§ **Work instruction**
Whenever a line in the data below includes the string "What", copy it out.

[Excerpts from an interface dataset]
------------------------------

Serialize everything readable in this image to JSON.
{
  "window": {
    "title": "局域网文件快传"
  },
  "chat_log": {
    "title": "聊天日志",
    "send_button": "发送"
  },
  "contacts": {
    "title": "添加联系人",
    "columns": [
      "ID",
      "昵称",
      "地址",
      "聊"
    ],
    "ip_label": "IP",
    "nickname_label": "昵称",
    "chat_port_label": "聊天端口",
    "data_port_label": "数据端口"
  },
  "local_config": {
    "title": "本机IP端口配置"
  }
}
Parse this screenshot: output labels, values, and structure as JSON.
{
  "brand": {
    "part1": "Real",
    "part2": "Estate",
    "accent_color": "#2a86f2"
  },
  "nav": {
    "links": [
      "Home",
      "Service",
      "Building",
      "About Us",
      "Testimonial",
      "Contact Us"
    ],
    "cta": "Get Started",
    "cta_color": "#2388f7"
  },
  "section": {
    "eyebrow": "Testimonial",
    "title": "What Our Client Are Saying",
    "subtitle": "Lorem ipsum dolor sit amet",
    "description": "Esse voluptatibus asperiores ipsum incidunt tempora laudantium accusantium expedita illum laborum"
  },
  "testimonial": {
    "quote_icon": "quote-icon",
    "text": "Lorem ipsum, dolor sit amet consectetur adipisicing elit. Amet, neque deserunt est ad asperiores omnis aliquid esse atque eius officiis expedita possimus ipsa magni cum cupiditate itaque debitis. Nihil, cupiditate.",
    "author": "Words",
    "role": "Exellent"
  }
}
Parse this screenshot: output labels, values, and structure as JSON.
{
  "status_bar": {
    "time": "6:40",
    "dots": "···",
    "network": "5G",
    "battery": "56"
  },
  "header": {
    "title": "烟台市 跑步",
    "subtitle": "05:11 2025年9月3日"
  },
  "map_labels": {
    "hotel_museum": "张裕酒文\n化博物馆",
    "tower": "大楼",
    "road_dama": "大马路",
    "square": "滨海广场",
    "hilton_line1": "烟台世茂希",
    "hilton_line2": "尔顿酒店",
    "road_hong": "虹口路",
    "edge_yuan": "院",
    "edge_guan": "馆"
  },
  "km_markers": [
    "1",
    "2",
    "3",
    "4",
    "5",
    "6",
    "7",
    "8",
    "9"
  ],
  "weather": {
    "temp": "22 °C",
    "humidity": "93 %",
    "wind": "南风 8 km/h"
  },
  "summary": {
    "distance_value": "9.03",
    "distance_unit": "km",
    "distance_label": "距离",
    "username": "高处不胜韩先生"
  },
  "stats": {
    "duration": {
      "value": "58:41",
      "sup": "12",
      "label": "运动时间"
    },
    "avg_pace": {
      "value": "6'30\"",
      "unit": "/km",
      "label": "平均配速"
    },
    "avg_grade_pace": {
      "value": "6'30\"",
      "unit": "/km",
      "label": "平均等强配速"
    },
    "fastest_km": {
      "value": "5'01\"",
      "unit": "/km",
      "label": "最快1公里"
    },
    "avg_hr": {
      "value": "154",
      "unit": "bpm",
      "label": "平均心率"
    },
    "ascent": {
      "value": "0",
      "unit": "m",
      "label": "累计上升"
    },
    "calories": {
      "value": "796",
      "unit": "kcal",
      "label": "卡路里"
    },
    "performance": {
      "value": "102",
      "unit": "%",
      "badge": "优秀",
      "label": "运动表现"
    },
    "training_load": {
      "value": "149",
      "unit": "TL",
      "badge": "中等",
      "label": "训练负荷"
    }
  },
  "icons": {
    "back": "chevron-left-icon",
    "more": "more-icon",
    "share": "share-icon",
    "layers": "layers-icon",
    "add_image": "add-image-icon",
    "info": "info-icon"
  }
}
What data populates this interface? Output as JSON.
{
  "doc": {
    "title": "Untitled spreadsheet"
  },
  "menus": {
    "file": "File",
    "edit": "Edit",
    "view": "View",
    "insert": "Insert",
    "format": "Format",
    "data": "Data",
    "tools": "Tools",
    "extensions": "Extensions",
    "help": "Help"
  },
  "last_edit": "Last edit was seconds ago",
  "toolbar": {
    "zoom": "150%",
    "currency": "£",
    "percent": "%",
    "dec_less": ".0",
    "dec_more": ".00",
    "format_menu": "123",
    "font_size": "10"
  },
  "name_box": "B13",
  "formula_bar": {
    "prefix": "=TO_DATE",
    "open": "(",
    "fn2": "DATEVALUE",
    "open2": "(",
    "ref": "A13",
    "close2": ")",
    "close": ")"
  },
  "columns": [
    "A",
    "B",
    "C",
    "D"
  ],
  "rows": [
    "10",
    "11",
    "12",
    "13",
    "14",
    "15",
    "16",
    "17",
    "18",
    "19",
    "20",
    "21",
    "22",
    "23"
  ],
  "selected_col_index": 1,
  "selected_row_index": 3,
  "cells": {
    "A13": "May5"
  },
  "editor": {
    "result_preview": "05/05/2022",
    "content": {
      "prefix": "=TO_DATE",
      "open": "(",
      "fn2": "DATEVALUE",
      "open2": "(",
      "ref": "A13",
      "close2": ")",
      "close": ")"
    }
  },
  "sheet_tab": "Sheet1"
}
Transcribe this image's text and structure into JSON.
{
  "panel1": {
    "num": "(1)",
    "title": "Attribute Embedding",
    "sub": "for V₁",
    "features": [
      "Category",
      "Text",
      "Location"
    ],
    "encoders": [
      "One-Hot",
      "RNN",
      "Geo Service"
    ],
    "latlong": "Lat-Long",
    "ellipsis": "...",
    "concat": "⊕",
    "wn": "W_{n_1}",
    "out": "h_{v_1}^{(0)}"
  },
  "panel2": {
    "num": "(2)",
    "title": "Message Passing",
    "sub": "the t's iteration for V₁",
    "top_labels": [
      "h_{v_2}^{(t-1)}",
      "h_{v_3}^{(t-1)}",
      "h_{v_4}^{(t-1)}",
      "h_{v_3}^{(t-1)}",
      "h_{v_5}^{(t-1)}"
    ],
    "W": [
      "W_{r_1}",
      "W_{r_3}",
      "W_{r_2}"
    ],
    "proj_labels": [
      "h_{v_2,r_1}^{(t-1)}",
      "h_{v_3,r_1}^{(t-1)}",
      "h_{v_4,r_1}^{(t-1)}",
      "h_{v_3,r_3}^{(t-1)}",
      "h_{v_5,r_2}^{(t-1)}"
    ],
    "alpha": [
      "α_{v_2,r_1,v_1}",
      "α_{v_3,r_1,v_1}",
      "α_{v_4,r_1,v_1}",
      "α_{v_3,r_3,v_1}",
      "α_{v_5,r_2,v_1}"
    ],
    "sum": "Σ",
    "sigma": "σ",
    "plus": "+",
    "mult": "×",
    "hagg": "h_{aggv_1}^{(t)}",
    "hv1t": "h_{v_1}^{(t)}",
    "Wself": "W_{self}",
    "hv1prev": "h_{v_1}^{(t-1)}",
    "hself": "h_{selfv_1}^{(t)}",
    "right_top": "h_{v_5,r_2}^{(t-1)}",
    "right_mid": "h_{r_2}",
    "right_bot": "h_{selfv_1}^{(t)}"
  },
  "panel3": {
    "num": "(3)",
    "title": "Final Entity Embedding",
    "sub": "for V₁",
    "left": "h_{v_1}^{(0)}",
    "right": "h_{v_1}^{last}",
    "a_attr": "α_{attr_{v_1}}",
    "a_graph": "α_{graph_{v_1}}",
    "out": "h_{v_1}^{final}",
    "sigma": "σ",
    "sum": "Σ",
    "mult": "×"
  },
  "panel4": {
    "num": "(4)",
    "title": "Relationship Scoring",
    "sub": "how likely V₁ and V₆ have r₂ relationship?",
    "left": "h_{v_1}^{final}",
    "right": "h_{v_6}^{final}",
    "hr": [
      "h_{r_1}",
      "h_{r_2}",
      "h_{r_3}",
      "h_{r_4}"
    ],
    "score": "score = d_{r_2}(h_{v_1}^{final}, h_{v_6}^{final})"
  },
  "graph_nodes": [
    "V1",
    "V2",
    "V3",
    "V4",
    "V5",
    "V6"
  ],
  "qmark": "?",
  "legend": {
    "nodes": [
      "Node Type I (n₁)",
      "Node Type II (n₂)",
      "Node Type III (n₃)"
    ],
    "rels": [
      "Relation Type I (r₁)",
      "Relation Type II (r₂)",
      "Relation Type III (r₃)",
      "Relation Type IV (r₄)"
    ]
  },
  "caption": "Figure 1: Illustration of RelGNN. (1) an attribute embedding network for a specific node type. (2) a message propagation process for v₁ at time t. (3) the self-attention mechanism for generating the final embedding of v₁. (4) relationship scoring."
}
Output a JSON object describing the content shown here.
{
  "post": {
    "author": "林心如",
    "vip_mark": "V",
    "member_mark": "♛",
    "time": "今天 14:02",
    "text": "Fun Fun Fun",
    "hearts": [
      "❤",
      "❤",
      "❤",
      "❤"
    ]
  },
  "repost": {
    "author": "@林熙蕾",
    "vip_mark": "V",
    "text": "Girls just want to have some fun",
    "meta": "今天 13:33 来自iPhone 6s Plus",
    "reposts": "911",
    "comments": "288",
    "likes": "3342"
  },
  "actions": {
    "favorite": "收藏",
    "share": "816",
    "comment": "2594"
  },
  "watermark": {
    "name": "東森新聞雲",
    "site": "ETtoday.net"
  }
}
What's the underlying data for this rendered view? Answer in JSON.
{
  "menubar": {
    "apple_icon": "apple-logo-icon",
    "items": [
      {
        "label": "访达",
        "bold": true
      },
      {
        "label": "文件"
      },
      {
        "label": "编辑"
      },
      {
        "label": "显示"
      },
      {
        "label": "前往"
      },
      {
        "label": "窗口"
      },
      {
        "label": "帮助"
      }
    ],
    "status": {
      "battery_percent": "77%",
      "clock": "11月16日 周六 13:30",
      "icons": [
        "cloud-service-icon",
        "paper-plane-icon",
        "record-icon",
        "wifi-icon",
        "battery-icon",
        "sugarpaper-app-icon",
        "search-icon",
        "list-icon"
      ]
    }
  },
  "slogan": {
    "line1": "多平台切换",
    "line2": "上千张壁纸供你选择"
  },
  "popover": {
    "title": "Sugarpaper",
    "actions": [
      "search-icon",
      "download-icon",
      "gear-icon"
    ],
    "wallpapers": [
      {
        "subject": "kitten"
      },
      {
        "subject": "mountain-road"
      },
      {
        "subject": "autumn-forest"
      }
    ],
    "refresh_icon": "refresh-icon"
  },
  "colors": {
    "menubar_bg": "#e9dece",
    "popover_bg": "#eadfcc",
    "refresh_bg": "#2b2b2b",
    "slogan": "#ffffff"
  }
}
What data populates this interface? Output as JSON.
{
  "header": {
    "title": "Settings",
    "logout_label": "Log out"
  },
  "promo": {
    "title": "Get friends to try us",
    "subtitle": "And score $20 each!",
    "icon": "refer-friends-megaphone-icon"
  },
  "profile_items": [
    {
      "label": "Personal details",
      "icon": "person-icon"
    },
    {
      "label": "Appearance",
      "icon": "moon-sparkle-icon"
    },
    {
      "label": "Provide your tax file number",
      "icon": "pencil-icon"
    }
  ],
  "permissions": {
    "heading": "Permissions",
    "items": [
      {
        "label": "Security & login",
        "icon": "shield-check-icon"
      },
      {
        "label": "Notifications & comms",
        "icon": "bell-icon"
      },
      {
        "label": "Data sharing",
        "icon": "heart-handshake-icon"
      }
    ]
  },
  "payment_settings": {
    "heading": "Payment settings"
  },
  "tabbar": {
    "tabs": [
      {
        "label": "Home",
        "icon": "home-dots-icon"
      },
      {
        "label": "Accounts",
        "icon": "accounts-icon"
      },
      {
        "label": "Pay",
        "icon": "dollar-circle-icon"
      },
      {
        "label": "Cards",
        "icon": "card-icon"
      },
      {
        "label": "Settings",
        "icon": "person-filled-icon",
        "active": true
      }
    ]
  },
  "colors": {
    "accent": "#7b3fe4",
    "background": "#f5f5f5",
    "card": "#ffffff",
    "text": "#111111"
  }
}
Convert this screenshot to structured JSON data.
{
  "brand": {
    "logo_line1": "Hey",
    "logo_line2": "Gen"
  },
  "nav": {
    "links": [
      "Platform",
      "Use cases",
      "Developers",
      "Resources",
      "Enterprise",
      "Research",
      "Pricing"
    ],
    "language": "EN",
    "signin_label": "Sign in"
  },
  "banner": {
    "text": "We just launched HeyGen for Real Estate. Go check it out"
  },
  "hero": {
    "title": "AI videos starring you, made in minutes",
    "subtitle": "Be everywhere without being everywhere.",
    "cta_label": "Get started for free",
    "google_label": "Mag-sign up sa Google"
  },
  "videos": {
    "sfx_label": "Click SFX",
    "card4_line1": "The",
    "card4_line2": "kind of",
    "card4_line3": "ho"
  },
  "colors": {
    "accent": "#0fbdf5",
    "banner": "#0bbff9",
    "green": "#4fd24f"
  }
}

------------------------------

§ **Finished exercise**
    "title": "What Our Client Are Saying",
What data populates this interface? Output as JSON.
What's the underlying data for this rendered view? Answer in JSON.
What data populates this interface? Output as JSON.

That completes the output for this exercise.